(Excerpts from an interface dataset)
※ ※ ※

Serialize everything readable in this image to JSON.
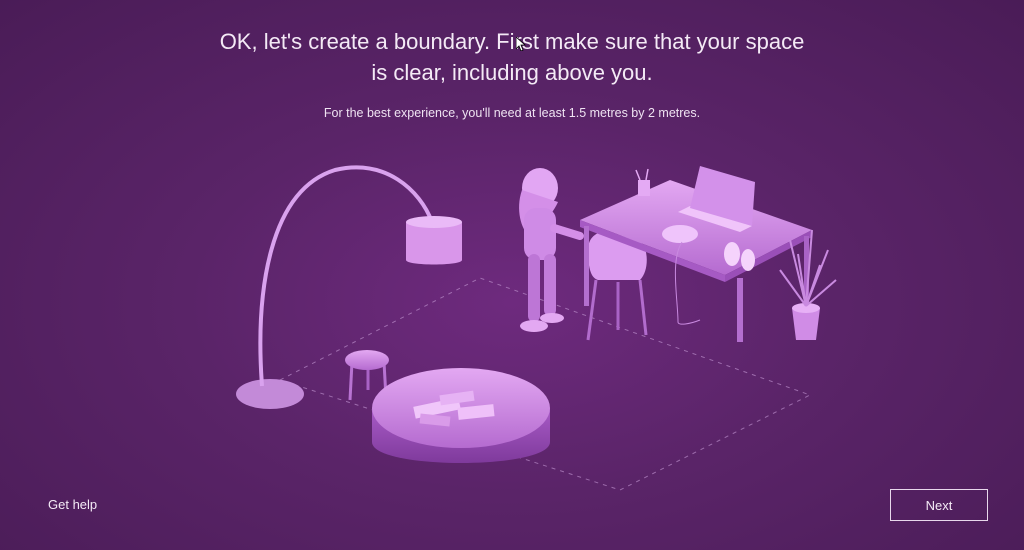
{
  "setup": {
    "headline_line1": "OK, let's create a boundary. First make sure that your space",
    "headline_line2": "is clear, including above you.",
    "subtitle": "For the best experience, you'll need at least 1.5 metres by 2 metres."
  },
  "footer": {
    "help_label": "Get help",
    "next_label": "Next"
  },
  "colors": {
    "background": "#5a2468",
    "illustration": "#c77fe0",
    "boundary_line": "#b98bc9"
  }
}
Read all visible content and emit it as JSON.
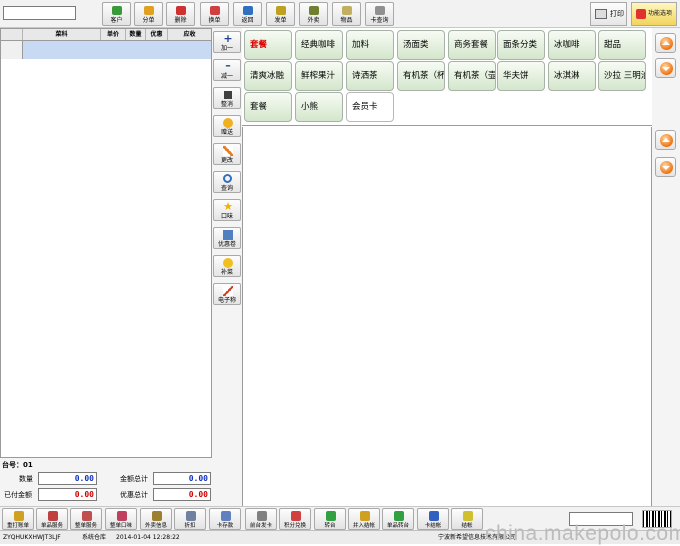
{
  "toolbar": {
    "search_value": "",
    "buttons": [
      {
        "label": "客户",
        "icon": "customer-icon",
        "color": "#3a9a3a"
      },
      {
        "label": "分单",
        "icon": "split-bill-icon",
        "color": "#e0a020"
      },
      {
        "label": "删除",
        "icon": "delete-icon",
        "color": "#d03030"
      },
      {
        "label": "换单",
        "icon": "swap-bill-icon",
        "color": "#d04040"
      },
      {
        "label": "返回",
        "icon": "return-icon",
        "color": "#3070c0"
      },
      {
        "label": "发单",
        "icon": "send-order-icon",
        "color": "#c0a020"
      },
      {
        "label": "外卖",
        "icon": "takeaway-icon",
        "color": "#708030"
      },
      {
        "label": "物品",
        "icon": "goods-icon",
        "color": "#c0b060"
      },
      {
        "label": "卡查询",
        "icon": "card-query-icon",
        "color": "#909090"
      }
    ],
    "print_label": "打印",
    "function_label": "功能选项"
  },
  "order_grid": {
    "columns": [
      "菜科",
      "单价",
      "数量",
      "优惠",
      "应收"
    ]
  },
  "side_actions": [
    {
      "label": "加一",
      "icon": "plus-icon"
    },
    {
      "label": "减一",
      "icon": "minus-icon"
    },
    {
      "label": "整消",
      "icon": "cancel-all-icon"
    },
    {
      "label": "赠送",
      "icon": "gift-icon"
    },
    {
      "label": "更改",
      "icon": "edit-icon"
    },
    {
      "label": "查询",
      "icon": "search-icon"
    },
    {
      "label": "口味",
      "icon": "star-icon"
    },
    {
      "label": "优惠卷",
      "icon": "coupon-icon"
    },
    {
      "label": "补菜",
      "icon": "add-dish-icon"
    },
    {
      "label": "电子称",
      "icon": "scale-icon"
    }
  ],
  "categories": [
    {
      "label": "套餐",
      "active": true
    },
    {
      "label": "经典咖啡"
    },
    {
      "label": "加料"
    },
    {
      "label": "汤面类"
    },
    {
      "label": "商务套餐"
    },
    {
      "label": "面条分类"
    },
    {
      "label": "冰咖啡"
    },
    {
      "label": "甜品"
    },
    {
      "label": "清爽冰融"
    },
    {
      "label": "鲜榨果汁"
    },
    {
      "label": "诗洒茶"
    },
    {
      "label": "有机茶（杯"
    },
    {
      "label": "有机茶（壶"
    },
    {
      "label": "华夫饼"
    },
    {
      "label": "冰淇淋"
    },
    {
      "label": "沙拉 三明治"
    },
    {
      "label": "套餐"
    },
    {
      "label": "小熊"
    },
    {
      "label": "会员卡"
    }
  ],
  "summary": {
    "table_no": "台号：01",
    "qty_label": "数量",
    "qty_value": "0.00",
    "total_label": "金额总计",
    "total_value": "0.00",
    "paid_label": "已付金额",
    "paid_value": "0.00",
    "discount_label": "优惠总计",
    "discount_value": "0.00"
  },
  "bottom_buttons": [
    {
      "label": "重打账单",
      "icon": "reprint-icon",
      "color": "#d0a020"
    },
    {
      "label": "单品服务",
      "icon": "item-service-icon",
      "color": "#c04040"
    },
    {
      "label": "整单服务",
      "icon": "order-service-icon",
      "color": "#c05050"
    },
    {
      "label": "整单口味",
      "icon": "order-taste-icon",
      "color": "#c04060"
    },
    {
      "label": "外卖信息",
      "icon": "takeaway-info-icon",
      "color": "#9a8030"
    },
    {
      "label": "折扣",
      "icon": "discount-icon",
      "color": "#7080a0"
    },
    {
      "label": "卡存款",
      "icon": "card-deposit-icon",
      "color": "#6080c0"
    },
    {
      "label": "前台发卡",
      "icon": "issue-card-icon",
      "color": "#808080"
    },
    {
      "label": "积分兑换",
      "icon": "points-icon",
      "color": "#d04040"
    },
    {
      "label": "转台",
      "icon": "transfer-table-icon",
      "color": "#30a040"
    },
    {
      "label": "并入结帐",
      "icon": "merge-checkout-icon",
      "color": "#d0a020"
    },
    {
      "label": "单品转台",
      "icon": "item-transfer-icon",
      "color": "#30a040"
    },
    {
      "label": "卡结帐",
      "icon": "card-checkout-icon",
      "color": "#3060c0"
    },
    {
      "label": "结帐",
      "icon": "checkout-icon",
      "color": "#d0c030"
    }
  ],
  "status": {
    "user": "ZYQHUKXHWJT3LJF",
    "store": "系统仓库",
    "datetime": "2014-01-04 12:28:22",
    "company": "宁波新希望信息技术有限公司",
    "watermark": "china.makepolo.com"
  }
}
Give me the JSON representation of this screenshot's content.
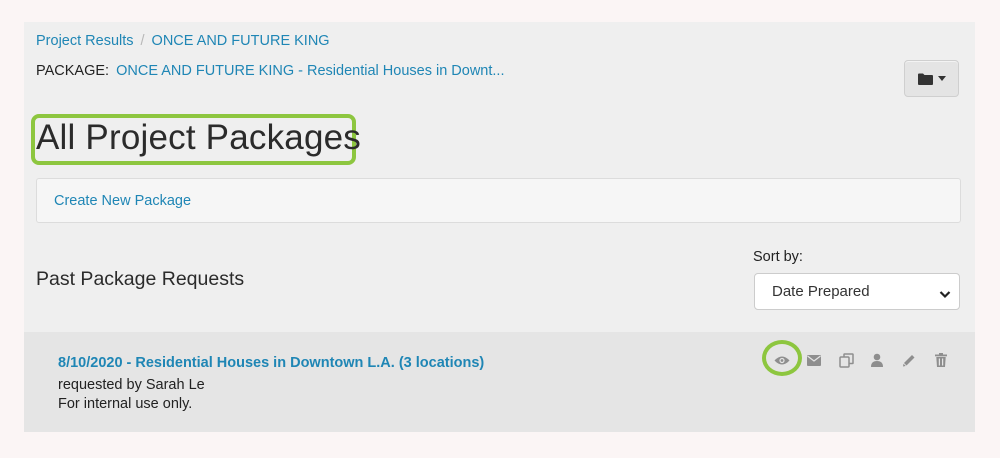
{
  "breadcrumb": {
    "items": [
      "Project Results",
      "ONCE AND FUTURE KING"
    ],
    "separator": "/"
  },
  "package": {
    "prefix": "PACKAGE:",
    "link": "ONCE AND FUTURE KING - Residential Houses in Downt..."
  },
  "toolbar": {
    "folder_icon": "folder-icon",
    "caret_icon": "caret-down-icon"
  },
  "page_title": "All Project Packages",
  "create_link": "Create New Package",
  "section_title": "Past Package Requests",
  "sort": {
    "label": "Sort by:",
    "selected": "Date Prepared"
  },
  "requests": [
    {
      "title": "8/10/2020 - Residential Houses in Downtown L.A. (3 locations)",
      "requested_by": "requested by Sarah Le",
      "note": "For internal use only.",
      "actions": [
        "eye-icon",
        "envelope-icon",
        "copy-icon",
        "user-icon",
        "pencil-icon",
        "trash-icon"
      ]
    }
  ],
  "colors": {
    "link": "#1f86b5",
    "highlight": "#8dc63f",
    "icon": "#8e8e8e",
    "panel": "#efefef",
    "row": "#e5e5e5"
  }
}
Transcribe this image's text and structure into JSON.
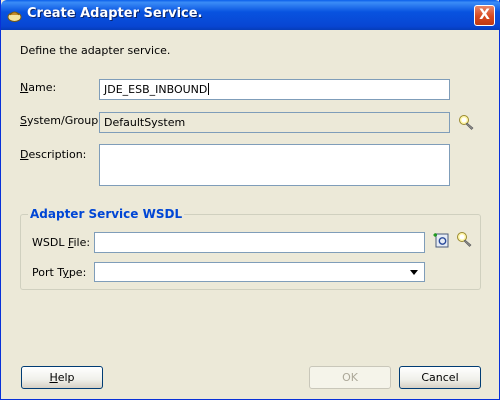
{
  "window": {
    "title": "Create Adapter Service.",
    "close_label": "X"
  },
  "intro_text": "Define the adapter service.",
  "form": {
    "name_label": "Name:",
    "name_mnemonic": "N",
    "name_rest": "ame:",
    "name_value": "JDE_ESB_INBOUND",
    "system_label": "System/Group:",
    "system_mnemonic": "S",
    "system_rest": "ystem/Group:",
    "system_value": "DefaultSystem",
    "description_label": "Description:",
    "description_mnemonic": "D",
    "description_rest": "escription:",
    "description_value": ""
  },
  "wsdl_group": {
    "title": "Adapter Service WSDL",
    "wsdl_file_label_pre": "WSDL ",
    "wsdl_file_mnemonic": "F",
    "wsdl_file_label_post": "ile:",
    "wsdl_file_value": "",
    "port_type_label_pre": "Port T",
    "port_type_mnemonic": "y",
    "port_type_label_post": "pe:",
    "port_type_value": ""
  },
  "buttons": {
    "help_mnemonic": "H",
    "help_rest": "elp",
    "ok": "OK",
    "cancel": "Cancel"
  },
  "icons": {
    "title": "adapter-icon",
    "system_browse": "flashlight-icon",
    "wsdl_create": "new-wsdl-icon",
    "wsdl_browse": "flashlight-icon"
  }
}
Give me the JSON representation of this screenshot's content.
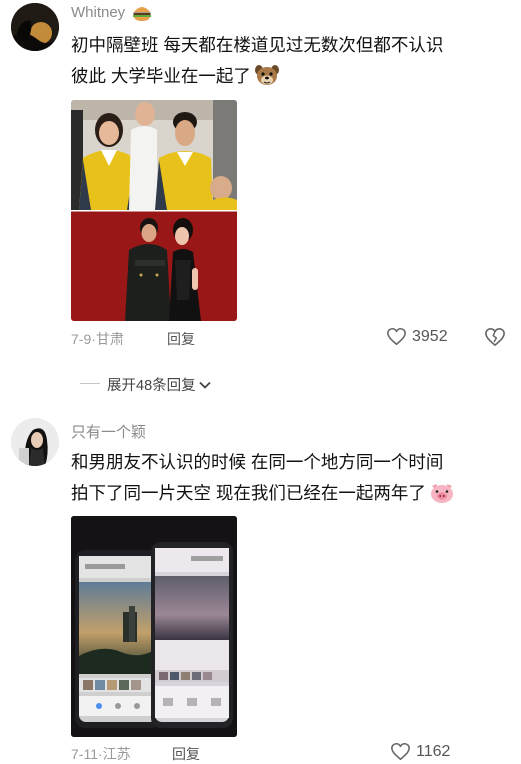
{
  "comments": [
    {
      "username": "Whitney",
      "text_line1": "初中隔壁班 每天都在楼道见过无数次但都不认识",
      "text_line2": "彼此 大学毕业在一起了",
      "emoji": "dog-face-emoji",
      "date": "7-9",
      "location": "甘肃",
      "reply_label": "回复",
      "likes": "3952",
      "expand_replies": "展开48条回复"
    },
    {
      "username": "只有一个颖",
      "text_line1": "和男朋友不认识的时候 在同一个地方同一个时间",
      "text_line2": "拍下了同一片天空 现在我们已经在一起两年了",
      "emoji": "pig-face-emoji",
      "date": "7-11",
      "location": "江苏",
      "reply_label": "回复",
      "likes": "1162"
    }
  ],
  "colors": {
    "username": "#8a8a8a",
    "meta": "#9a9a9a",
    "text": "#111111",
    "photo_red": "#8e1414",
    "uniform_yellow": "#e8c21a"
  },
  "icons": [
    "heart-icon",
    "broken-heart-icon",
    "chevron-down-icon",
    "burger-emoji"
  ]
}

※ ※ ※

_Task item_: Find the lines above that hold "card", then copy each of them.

_Output for this exercise_:
        "icon": "card-query-icon",
      "icon": "card-deposit-icon",
      "icon": "issue-card-icon",
      "icon": "card-checkout-icon",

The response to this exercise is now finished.